The 4th-and-15 alternative to the onside kick, as currently formulated, would allow a team to use it up to twice per game, even if the team is leading. And that would be a mistake.
The scrimmage play is being proposed primarily as a way to give the team that is trailing a chance to close the gap, a better chance than the current onside-kick configuration that, given changes to the formation, has made it much harder for the kicking team to recover. It therefore should be confined to the team that is losing the game and, in turn, trying to tie things up or take the lead.
The fact that the clock will run coupled with the ability to use the 4th-and-15 play while leading would give a team an opportunity to easily cement a win after going ahead late. In lieu of kicking off and giving the losing team a chance for a Stanford band-style play, the team that takes a late lead can opt for the 4th-and-15 play, burning off the last few seconds with the quarterback running around and/or throwing the ball deep, like Patrick Mahomes did to ice Super Bowl LIV.

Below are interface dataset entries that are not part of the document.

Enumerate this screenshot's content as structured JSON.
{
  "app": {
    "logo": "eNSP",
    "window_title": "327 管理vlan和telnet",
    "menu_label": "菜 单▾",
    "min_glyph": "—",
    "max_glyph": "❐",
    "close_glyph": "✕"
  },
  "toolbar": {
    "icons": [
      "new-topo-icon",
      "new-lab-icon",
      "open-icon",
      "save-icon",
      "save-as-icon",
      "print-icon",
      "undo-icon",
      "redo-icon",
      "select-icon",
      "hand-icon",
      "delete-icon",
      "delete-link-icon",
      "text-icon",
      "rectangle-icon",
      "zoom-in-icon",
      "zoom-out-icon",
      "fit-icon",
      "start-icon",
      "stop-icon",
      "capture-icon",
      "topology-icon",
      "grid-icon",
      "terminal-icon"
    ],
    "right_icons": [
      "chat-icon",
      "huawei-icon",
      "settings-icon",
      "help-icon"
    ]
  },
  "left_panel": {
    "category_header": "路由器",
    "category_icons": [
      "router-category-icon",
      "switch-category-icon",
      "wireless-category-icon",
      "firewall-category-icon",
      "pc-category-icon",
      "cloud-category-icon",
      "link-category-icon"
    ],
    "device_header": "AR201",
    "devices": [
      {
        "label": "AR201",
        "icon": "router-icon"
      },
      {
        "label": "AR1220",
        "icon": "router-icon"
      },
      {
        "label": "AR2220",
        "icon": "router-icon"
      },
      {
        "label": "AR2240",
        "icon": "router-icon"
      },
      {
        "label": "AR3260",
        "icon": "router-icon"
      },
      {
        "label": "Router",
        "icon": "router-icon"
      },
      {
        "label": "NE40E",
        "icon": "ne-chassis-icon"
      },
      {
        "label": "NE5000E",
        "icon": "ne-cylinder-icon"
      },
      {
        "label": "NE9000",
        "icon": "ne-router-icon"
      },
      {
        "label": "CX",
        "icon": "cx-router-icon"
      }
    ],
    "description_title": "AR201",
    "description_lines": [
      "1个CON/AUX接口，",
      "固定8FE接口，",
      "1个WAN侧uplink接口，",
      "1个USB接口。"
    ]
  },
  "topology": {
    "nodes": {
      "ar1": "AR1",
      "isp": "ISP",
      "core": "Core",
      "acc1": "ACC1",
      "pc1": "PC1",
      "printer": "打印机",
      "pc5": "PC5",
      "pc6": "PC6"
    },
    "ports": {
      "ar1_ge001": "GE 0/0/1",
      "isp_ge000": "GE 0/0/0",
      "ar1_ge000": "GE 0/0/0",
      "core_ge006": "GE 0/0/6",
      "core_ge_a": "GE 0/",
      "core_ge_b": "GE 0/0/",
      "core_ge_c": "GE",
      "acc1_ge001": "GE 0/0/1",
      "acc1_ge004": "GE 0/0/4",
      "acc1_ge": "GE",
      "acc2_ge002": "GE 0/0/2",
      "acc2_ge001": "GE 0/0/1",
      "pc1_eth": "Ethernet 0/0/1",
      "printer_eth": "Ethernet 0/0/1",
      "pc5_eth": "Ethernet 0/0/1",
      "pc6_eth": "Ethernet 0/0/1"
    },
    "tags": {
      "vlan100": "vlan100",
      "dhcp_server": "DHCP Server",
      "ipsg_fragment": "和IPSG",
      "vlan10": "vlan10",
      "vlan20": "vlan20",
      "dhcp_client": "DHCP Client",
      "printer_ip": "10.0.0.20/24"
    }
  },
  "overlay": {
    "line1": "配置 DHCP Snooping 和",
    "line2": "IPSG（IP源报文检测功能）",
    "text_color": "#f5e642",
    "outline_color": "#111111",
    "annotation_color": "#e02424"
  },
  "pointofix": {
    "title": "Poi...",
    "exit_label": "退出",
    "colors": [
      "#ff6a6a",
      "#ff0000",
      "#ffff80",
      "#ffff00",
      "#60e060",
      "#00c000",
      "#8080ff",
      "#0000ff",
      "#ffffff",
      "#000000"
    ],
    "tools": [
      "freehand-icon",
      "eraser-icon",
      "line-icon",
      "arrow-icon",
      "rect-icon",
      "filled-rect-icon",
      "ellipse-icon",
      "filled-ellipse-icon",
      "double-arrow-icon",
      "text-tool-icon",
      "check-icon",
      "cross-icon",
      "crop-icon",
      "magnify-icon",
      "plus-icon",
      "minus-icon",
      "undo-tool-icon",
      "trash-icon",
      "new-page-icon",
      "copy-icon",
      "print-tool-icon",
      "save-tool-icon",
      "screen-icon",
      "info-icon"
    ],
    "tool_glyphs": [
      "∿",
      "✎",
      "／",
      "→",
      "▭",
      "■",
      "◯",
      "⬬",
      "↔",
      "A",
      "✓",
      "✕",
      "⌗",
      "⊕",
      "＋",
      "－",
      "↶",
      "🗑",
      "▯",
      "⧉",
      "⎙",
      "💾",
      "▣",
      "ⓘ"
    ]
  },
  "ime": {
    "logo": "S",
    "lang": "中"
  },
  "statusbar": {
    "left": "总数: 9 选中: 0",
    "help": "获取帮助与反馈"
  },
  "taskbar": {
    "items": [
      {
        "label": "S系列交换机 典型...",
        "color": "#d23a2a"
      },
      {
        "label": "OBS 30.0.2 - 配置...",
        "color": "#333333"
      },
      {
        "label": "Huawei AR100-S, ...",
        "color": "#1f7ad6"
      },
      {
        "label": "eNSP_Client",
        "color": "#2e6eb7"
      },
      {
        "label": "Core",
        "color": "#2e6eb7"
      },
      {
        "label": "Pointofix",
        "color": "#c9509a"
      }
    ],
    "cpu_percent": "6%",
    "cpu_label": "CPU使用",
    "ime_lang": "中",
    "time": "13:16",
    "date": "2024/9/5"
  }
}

Speaking of Mahomes, the fact that the Chiefs already are drooling over the 4th-and-15 possibility for retaining possession could present a different problem. Football could essentially become “make it, take it” for the Chiefs, and a 7-0 lead could quickly mushroom to 21-0.
The fix is easy. Either prevent the team that is leading from using the 4th-and-15 play or make it an untimed down. Any other approach defeats the overriding purpose of the play: To give the team that’s losing a chance to win.